Measure used to tackle gridlock during Olympics may return
A proposal to tackle Beijing's traffic gridlock, which would halve the number of vehicles on its streets, has sparked controversy among experts and residents.
The capital's transport commission says officials will consider requiring vehicles with odd and even registration plate numbers to stay off roads alternately "at specific periods of time and in specific areas".
Vehicles are stuck on a highway around Dongzhimen in Beijing on Sept 26. Zou Hong / China Daily
A similar measure was enforced for two months during the 2008 Olympic Games to combat congestion and improve air quality.
Traffic dropped by 21 percent on major roads, and average speeds increased by about 27 percent within a month of the measure being introduced, transport authorities said.
However, the measure has not been enforced since the Olympics.
Despite a series of rules already introduced, the authorities have been unable to ease congestion in Beijing, prompting officials to look at other ideas, said Chen Yanyan, a professor at Beijing University of Technology's Transport Research Center.
There are more than five million vehicles on the streets of the capital, a city with a population of more than 20 million, making it one of the most congested in China.
Motorists are already restricted from driving their cars one day a week, according to the last digit of the plate number. Other measures to check traffic congestion, such as raising parking fees and limiting new-car registrations to 20,000 a month through a lottery system, have also been imposed.
If approved, the latest proposal will probably have a greater effect than other restrictions, Chen said.
"A major characteristic of Beijing's congestion is it varies greatly at different times and areas," she said. "Compared with previous measures, this one is more flexible and responsive to control traffic volume."
Wang Limei, secretary-general of the China Road Transport Association, said: "I think caution is required. It could ease traffic congestion in the short term, but it can't solve the problem at the root.
"Now drivers are restricted from the roads one day a week, which is tolerable. If they are required to drive on alternate days, it would cause much more inconvenience, and many people may very likely turn to buying a second car to circumvent the measure."
Fan Xiaole, a businessman in Beijing, said the measure is not a good one and will cause trouble for the public.
"I don't think it can solve Beijing's traffic problem," he said. "Similar measures have been used, but none has been useful. Rich people can buy two or even four or five cars to evade the odd-even car plate measure."
Liu Fuli, an independent expert in traffic congestion, said problems in city management and planning also caused serious traffic problems in Beijing.
"For example, many bungalows in the urban area have been demolished and replaced by commercial buildings, which attract much higher traffic volume," he said.
Liu's opinion is echoed in a report on Beijing's social development released on Wednesday by the Beijing Academy of Social Sciences, which says more than half of the city's total traffic load occurs within the Third Ring Road, a very small portion of the capital's total area.
The root cause of traffic congestion lies in misplanning the report said. Although Beijing started a plan to build 14 satellite towns as early as 1993, the new towns have become dormant due to lack of support measures, while economic activity in the central urban area continues to strengthen, the report added.

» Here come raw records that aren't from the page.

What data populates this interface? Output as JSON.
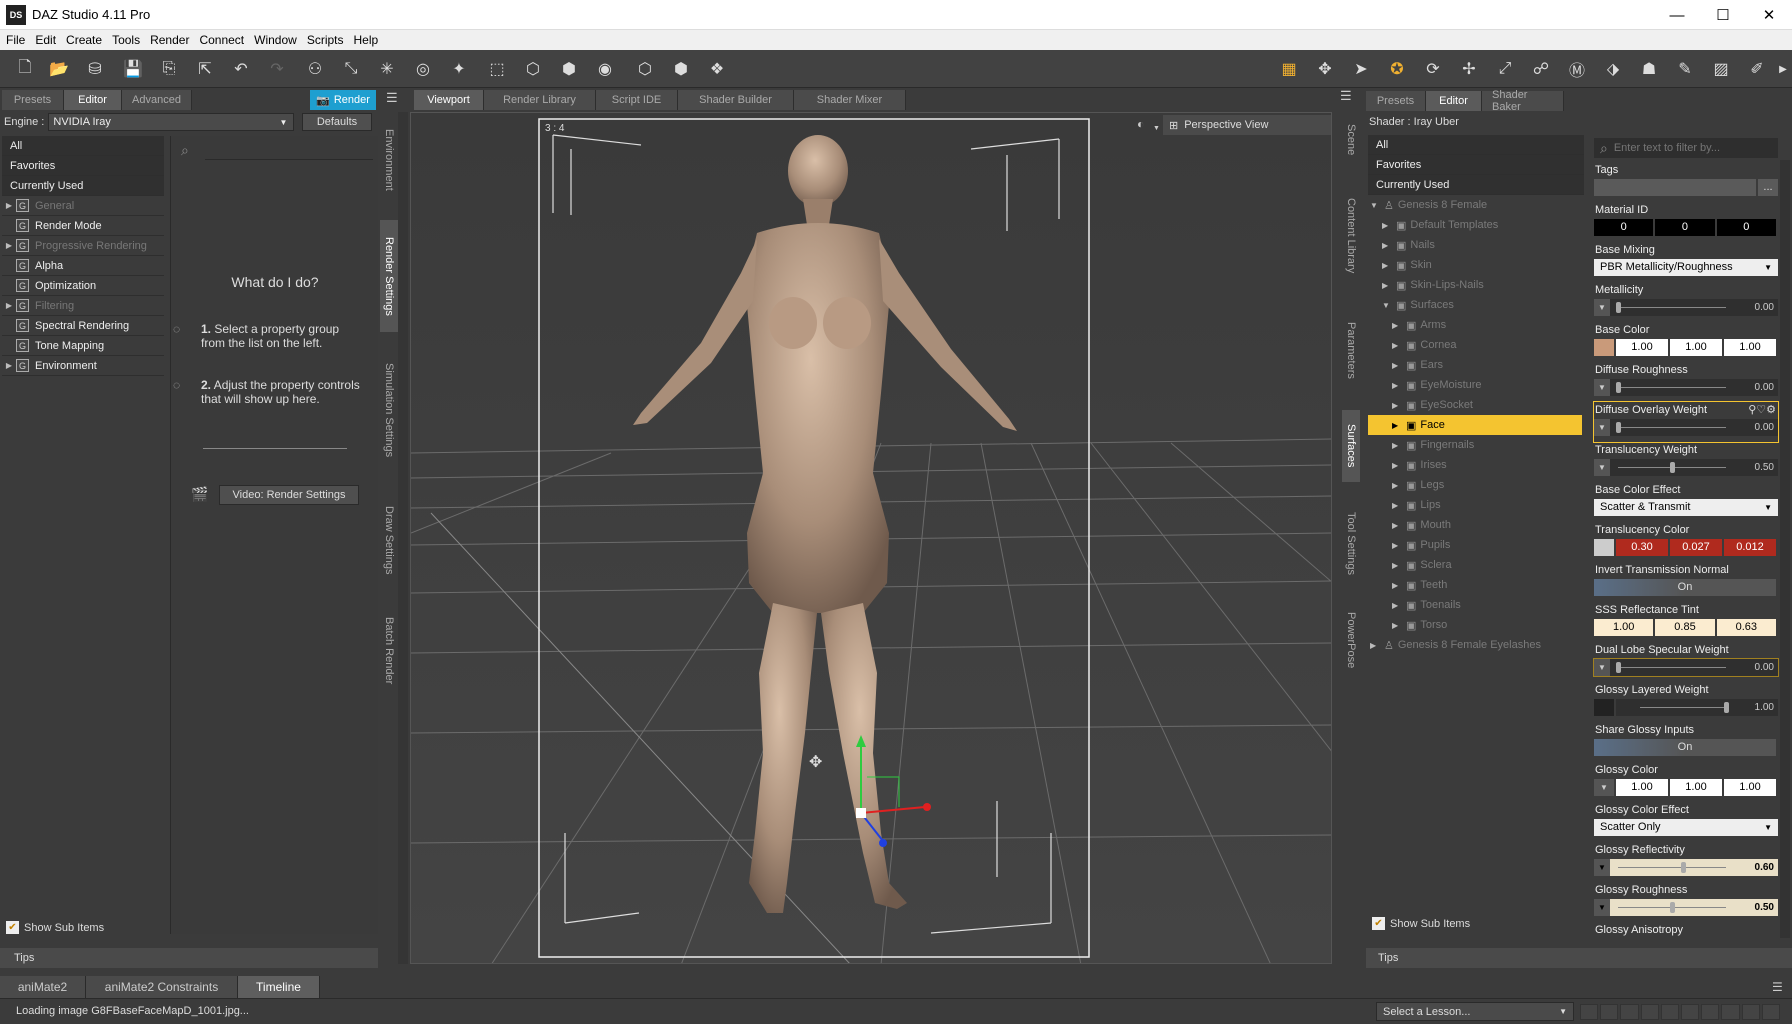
{
  "window": {
    "title": "DAZ Studio 4.11 Pro",
    "logo": "DS"
  },
  "menu": [
    "File",
    "Edit",
    "Create",
    "Tools",
    "Render",
    "Connect",
    "Window",
    "Scripts",
    "Help"
  ],
  "left_panel": {
    "tabs": [
      "Presets",
      "Editor",
      "Advanced"
    ],
    "render_button": "Render",
    "engine_label": "Engine :",
    "engine_value": "NVIDIA Iray",
    "defaults_button": "Defaults",
    "filter_items": [
      "All",
      "Favorites",
      "Currently Used"
    ],
    "groups": [
      {
        "label": "General",
        "dim": true,
        "arrow": true
      },
      {
        "label": "Render Mode",
        "dim": false,
        "arrow": false
      },
      {
        "label": "Progressive Rendering",
        "dim": true,
        "arrow": true
      },
      {
        "label": "Alpha",
        "dim": false,
        "arrow": false
      },
      {
        "label": "Optimization",
        "dim": false,
        "arrow": false
      },
      {
        "label": "Filtering",
        "dim": true,
        "arrow": true
      },
      {
        "label": "Spectral Rendering",
        "dim": false,
        "arrow": false
      },
      {
        "label": "Tone Mapping",
        "dim": false,
        "arrow": false
      },
      {
        "label": "Environment",
        "dim": false,
        "arrow": true
      }
    ],
    "help_title": "What do I do?",
    "help_step1_num": "1.",
    "help_step1": "Select a property group from the list on the left.",
    "help_step2_num": "2.",
    "help_step2": "Adjust the property controls that will show up here.",
    "video_button": "Video: Render Settings",
    "show_sub_items": "Show Sub Items",
    "tips": "Tips",
    "side_tabs": [
      "Environment",
      "Render Settings",
      "Simulation Settings",
      "Draw Settings",
      "Batch Render"
    ]
  },
  "center": {
    "tabs": [
      "Viewport",
      "Render Library",
      "Script IDE",
      "Shader Builder",
      "Shader Mixer"
    ],
    "aspect": "3 : 4",
    "camera": "Perspective View"
  },
  "right_side_tabs": [
    "Scene",
    "Content Library",
    "Parameters",
    "Surfaces",
    "Tool Settings",
    "PowerPose"
  ],
  "surfaces": {
    "tabs": [
      "Presets",
      "Editor",
      "Shader Baker"
    ],
    "shader_label": "Shader : Iray Uber",
    "filter_items": [
      "All",
      "Favorites",
      "Currently Used"
    ],
    "filter_placeholder": "Enter text to filter by...",
    "tree": [
      {
        "label": "Genesis 8 Female",
        "level": 0,
        "arrow": "▼",
        "dim": true
      },
      {
        "label": "Default Templates",
        "level": 1,
        "arrow": "▶",
        "dim": true
      },
      {
        "label": "Nails",
        "level": 1,
        "arrow": "▶",
        "dim": true
      },
      {
        "label": "Skin",
        "level": 1,
        "arrow": "▶",
        "dim": true
      },
      {
        "label": "Skin-Lips-Nails",
        "level": 1,
        "arrow": "▶",
        "dim": true
      },
      {
        "label": "Surfaces",
        "level": 1,
        "arrow": "▼",
        "dim": true
      },
      {
        "label": "Arms",
        "level": 2,
        "arrow": "▶",
        "dim": true
      },
      {
        "label": "Cornea",
        "level": 2,
        "arrow": "▶",
        "dim": true
      },
      {
        "label": "Ears",
        "level": 2,
        "arrow": "▶",
        "dim": true
      },
      {
        "label": "EyeMoisture",
        "level": 2,
        "arrow": "▶",
        "dim": true
      },
      {
        "label": "EyeSocket",
        "level": 2,
        "arrow": "▶",
        "dim": true
      },
      {
        "label": "Face",
        "level": 2,
        "arrow": "▶",
        "dim": false,
        "selected": true
      },
      {
        "label": "Fingernails",
        "level": 2,
        "arrow": "▶",
        "dim": true
      },
      {
        "label": "Irises",
        "level": 2,
        "arrow": "▶",
        "dim": true
      },
      {
        "label": "Legs",
        "level": 2,
        "arrow": "▶",
        "dim": true
      },
      {
        "label": "Lips",
        "level": 2,
        "arrow": "▶",
        "dim": true
      },
      {
        "label": "Mouth",
        "level": 2,
        "arrow": "▶",
        "dim": true
      },
      {
        "label": "Pupils",
        "level": 2,
        "arrow": "▶",
        "dim": true
      },
      {
        "label": "Sclera",
        "level": 2,
        "arrow": "▶",
        "dim": true
      },
      {
        "label": "Teeth",
        "level": 2,
        "arrow": "▶",
        "dim": true
      },
      {
        "label": "Toenails",
        "level": 2,
        "arrow": "▶",
        "dim": true
      },
      {
        "label": "Torso",
        "level": 2,
        "arrow": "▶",
        "dim": true
      },
      {
        "label": "Genesis 8 Female Eyelashes",
        "level": 0,
        "arrow": "▶",
        "dim": true
      }
    ],
    "show_sub_items": "Show Sub Items",
    "tips": "Tips",
    "props": {
      "tags": "Tags",
      "tags_more": "...",
      "material_id": "Material ID",
      "material_id_values": [
        "0",
        "0",
        "0"
      ],
      "base_mixing": "Base Mixing",
      "base_mixing_value": "PBR Metallicity/Roughness",
      "metallicity": "Metallicity",
      "metallicity_value": "0.00",
      "base_color": "Base Color",
      "base_color_values": [
        "1.00",
        "1.00",
        "1.00"
      ],
      "diffuse_roughness": "Diffuse Roughness",
      "diffuse_roughness_value": "0.00",
      "diffuse_overlay_weight": "Diffuse Overlay Weight",
      "diffuse_overlay_weight_value": "0.00",
      "translucency_weight": "Translucency Weight",
      "translucency_weight_value": "0.50",
      "base_color_effect": "Base Color Effect",
      "base_color_effect_value": "Scatter & Transmit",
      "translucency_color": "Translucency Color",
      "translucency_color_values": [
        "0.30",
        "0.027",
        "0.012"
      ],
      "invert_transmission_normal": "Invert Transmission Normal",
      "invert_transmission_normal_value": "On",
      "sss_reflectance_tint": "SSS Reflectance Tint",
      "sss_reflectance_tint_values": [
        "1.00",
        "0.85",
        "0.63"
      ],
      "dual_lobe_specular_weight": "Dual Lobe Specular Weight",
      "dual_lobe_specular_weight_value": "0.00",
      "glossy_layered_weight": "Glossy Layered Weight",
      "glossy_layered_weight_value": "1.00",
      "share_glossy_inputs": "Share Glossy Inputs",
      "share_glossy_inputs_value": "On",
      "glossy_color": "Glossy Color",
      "glossy_color_values": [
        "1.00",
        "1.00",
        "1.00"
      ],
      "glossy_color_effect": "Glossy Color Effect",
      "glossy_color_effect_value": "Scatter Only",
      "glossy_reflectivity": "Glossy Reflectivity",
      "glossy_reflectivity_value": "0.60",
      "glossy_roughness": "Glossy Roughness",
      "glossy_roughness_value": "0.50",
      "glossy_anisotropy": "Glossy Anisotropy"
    },
    "slider_levels": {
      "metallicity": 0,
      "diffuse_roughness": 0,
      "diffuse_overlay_weight": 0,
      "translucency_weight": 0.5,
      "dual_lobe_specular_weight": 0,
      "glossy_layered_weight": 1,
      "glossy_reflectivity": 0.6,
      "glossy_roughness": 0.5
    }
  },
  "bottom": {
    "tabs": [
      "aniMate2",
      "aniMate2 Constraints",
      "Timeline"
    ],
    "status": "Loading image G8FBaseFaceMapD_1001.jpg...",
    "lesson_select": "Select a Lesson..."
  },
  "colors": {
    "accent": "#f4c430",
    "highlight": "#f0b030",
    "render_button": "#1e9fd0"
  }
}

It suggests enforcing a traffic evaluation system that applies to all large projects in the city. Although this system was introduced several years ago, the report said it usually fails to be carried out effectively.
Chen at the Transport Research Center said transport authorities should adopt more sophisticated management. "The measures to cope with congestion should be flexible and responsive to changing traffic demand, instead of being carried out rigidly without any modification."
Improving public transport services is the key to solving Beijing's traffic congestion, she said, adding: "If people can have convenient access to public transport, administrative measures such as restricting the use of cars will be more acceptable."
Beijing has taken a series of measures to develop public transport. It aims to expand its subway network to 440 kilometers this year, comparable with other large cities such as London.
Several thousand public bikes have also been deployed across urban areas in the capital, and the number is expected to reach 50,000 in the next few years.
Despite these measures, public transport services in the city still fall short of demand, especially the overcrowded subway.
Passengers made 210 million journeys on the subway in September, an increase of 12.5 percent over the same period last year, according to the Beijing Municipal Commission of Transport.
"Public transport requires a long construction cycle," Chen said. "In five to 10 years, when the subway network is improved, I believe Beijing's traffic congestion will be greatly eased."